**INPUT FOR THIS TASK**
——

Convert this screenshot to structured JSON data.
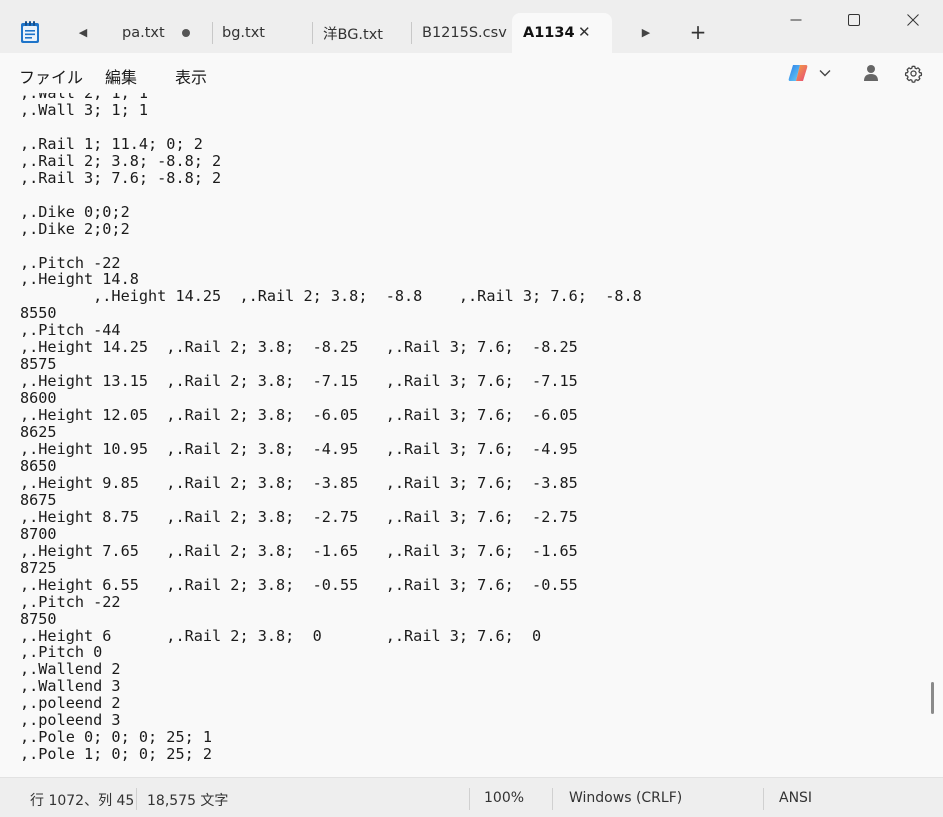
{
  "tabs": [
    {
      "label": "pa.txt",
      "modified": true
    },
    {
      "label": "bg.txt"
    },
    {
      "label": "洋BG.txt"
    },
    {
      "label": "B1215S.csv"
    },
    {
      "label": "A1134",
      "active": true
    }
  ],
  "icons": {
    "app": "notepad-icon",
    "scroll_left": "◀",
    "scroll_right": "▶",
    "new_tab": "+",
    "close_tab": "✕",
    "minimize": "—",
    "maximize": "☐",
    "close": "✕",
    "copilot": "copilot-icon",
    "chevron": "⌄",
    "account": "account-icon",
    "settings": "gear-icon"
  },
  "menu": {
    "file": "ファイル",
    "edit": "編集",
    "view": "表示"
  },
  "editor": {
    "content": ",.Wall 2; 1; 1\n,.Wall 3; 1; 1\n\n,.Rail 1; 11.4; 0; 2\n,.Rail 2; 3.8; -8.8; 2\n,.Rail 3; 7.6; -8.8; 2\n\n,.Dike 0;0;2\n,.Dike 2;0;2\n\n,.Pitch -22\n,.Height 14.8\n        ,.Height 14.25  ,.Rail 2; 3.8;  -8.8    ,.Rail 3; 7.6;  -8.8\n8550\n,.Pitch -44\n,.Height 14.25  ,.Rail 2; 3.8;  -8.25   ,.Rail 3; 7.6;  -8.25\n8575\n,.Height 13.15  ,.Rail 2; 3.8;  -7.15   ,.Rail 3; 7.6;  -7.15\n8600\n,.Height 12.05  ,.Rail 2; 3.8;  -6.05   ,.Rail 3; 7.6;  -6.05\n8625\n,.Height 10.95  ,.Rail 2; 3.8;  -4.95   ,.Rail 3; 7.6;  -4.95\n8650\n,.Height 9.85   ,.Rail 2; 3.8;  -3.85   ,.Rail 3; 7.6;  -3.85\n8675\n,.Height 8.75   ,.Rail 2; 3.8;  -2.75   ,.Rail 3; 7.6;  -2.75\n8700\n,.Height 7.65   ,.Rail 2; 3.8;  -1.65   ,.Rail 3; 7.6;  -1.65\n8725\n,.Height 6.55   ,.Rail 2; 3.8;  -0.55   ,.Rail 3; 7.6;  -0.55\n,.Pitch -22\n8750\n,.Height 6      ,.Rail 2; 3.8;  0       ,.Rail 3; 7.6;  0\n,.Pitch 0\n,.Wallend 2\n,.Wallend 3\n,.poleend 2\n,.poleend 3\n,.Pole 0; 0; 0; 25; 1\n,.Pole 1; 0; 0; 25; 2"
  },
  "status": {
    "position": "行 1072、列 45",
    "chars": "18,575 文字",
    "zoom": "100%",
    "line_ending": "Windows (CRLF)",
    "encoding": "ANSI"
  }
}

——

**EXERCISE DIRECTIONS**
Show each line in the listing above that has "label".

**ANSWER SPACE**
      "label": "pa.txt",
      "label": "bg.txt"
      "label": "洋BG.txt"
      "label": "B1215S.csv"
      "label": "A1134",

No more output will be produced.